## Extracted material
┄┄┄┄┄┄┄┄┄┄

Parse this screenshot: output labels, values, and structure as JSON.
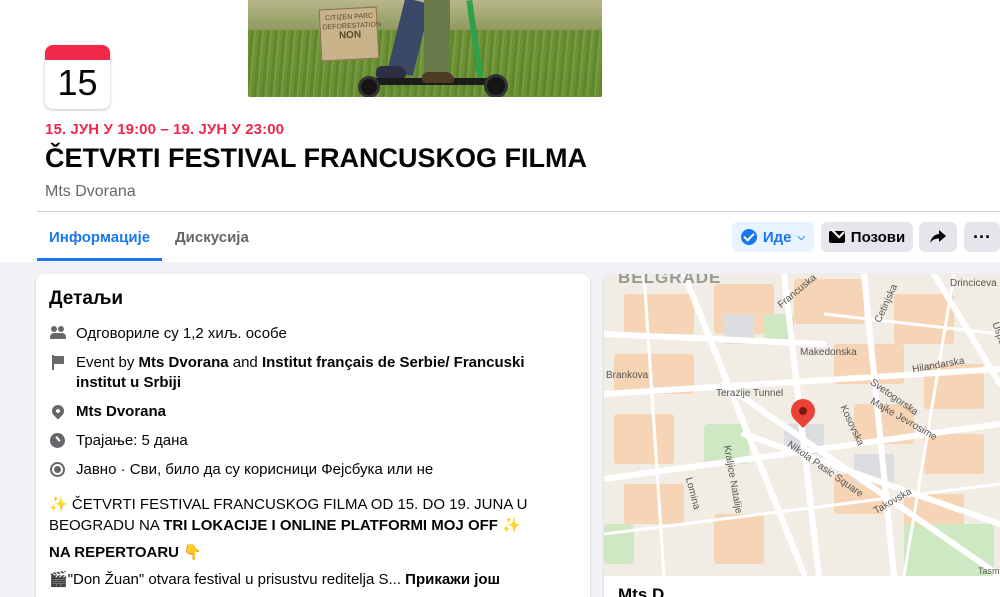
{
  "event": {
    "day": "15",
    "time": "15. ЈУН У 19:00 – 19. ЈУН У 23:00",
    "title": "ČETVRTI FESTIVAL FRANCUSKOG FILMA",
    "place": "Mts Dvorana",
    "cover_sign": {
      "line1": "CITIZEN PARC",
      "line2": "DEFORESTATION",
      "line3": "NON"
    }
  },
  "tabs": [
    {
      "label": "Информације",
      "active": true
    },
    {
      "label": "Дискусија",
      "active": false
    }
  ],
  "actions": {
    "going_label": "Иде",
    "invite_label": "Позови"
  },
  "details": {
    "title": "Детаљи",
    "responded": "Одговориле су 1,2 хиљ. особе",
    "event_by_prefix": "Event by ",
    "host1": "Mts Dvorana",
    "and": " and ",
    "host2": "Institut français de Serbie/ Francuski institut u Srbiji",
    "location": "Mts Dvorana",
    "duration": "Трајање: 5 дана",
    "privacy": "Јавно · Сви, било да су корисници Фејсбука или не",
    "desc_line1": "ČETVRTI FESTIVAL FRANCUSKOG FILMA OD 15. DO 19. JUNA U BEOGRADU",
    "desc_line2_prefix": "NA ",
    "desc_line2_bold": "TRI LOKACIJE I ONLINE PLATFORMI MOJ OFF",
    "repertoire": "NA REPERTOARU",
    "desc_line4": "\"Don Žuan\" otvara festival u prisustvu reditelja S...",
    "see_more": "Прикажи још"
  },
  "map": {
    "city": "BELGRADE",
    "labels": [
      "Francuska",
      "Cetinjska",
      "Drinciceva",
      "Makedonska",
      "Hilandarska",
      "Uspenska",
      "Brankova",
      "Terazije Tunnel",
      "Svetogorska",
      "Kosovska",
      "Majke Jevrosime",
      "Nikola Pasic Square",
      "Kraljice Natalije",
      "Lomina",
      "Takovska",
      "Tasm"
    ],
    "footer": "Mts D"
  },
  "colors": {
    "accent": "#1877f2",
    "date_red": "#f02849"
  }
}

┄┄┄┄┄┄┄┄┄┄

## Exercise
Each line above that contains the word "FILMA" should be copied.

## Your solution
    "title": "ČETVRTI FESTIVAL FRANCUSKOG FILMA",
    "desc_line1": "ČETVRTI FESTIVAL FRANCUSKOG FILMA OD 15. DO 19. JUNA U BEOGRADU",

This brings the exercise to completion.